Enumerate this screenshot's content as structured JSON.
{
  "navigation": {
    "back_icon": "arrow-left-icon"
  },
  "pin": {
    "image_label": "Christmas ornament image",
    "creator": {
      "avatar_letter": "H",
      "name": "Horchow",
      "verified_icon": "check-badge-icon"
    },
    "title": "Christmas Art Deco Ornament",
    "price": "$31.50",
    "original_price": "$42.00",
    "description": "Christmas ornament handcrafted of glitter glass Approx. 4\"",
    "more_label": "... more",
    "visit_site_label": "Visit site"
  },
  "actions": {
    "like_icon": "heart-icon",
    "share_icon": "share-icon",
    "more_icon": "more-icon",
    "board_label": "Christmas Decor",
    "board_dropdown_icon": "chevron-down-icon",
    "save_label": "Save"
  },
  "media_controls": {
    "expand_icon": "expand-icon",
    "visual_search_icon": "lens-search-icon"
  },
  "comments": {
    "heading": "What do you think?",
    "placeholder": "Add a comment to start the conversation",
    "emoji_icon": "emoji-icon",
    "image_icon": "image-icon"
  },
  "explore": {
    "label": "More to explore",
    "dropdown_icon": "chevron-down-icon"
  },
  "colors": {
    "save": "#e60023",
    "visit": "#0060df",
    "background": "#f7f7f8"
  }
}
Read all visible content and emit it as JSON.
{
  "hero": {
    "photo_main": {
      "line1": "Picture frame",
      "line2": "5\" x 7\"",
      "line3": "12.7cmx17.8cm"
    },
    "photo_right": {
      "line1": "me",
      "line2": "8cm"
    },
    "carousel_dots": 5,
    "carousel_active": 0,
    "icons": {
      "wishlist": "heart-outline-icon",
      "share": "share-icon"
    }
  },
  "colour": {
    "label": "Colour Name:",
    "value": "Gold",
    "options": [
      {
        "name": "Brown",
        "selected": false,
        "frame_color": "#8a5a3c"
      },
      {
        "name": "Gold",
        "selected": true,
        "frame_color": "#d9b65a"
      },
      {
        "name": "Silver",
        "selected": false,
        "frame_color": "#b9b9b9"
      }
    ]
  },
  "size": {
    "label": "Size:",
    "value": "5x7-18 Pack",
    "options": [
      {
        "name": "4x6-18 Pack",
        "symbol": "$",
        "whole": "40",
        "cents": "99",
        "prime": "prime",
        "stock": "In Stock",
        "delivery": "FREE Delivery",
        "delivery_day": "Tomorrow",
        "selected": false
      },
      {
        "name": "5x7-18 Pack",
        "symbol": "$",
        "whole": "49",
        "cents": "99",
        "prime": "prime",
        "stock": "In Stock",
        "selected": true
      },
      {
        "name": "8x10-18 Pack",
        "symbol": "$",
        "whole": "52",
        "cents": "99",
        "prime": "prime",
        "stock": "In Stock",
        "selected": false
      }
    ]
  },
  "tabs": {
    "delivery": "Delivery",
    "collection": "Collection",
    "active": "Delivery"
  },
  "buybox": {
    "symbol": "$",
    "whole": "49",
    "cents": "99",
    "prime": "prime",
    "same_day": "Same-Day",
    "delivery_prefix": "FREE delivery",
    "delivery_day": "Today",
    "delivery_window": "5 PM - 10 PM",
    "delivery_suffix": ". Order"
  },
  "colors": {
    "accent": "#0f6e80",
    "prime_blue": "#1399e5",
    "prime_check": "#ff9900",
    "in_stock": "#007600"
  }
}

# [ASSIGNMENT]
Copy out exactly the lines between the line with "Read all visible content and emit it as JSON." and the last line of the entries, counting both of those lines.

# [WRITTEN ANSWER]
Read all visible content and emit it as JSON.
{
  "hero": {
    "photo_main": {
      "line1": "Picture frame",
      "line2": "5\" x 7\"",
      "line3": "12.7cmx17.8cm"
    },
    "photo_right": {
      "line1": "me",
      "line2": "8cm"
    },
    "carousel_dots": 5,
    "carousel_active": 0,
    "icons": {
      "wishlist": "heart-outline-icon",
      "share": "share-icon"
    }
  },
  "colour": {
    "label": "Colour Name:",
    "value": "Gold",
    "options": [
      {
        "name": "Brown",
        "selected": false,
        "frame_color": "#8a5a3c"
      },
      {
        "name": "Gold",
        "selected": true,
        "frame_color": "#d9b65a"
      },
      {
        "name": "Silver",
        "selected": false,
        "frame_color": "#b9b9b9"
      }
    ]
  },
  "size": {
    "label": "Size:",
    "value": "5x7-18 Pack",
    "options": [
      {
        "name": "4x6-18 Pack",
        "symbol": "$",
        "whole": "40",
        "cents": "99",
        "prime": "prime",
        "stock": "In Stock",
        "delivery": "FREE Delivery",
        "delivery_day": "Tomorrow",
        "selected": false
      },
      {
        "name": "5x7-18 Pack",
        "symbol": "$",
        "whole": "49",
        "cents": "99",
        "prime": "prime",
        "stock": "In Stock",
        "selected": true
      },
      {
        "name": "8x10-18 Pack",
        "symbol": "$",
        "whole": "52",
        "cents": "99",
        "prime": "prime",
        "stock": "In Stock",
        "selected": false
      }
    ]
  },
  "tabs": {
    "delivery": "Delivery",
    "collection": "Collection",
    "active": "Delivery"
  },
  "buybox": {
    "symbol": "$",
    "whole": "49",
    "cents": "99",
    "prime": "prime",
    "same_day": "Same-Day",
    "delivery_prefix": "FREE delivery",
    "delivery_day": "Today",
    "delivery_window": "5 PM - 10 PM",
    "delivery_suffix": ". Order"
  },
  "colors": {
    "accent": "#0f6e80",
    "prime_blue": "#1399e5",
    "prime_check": "#ff9900",
    "in_stock": "#007600"
  }
}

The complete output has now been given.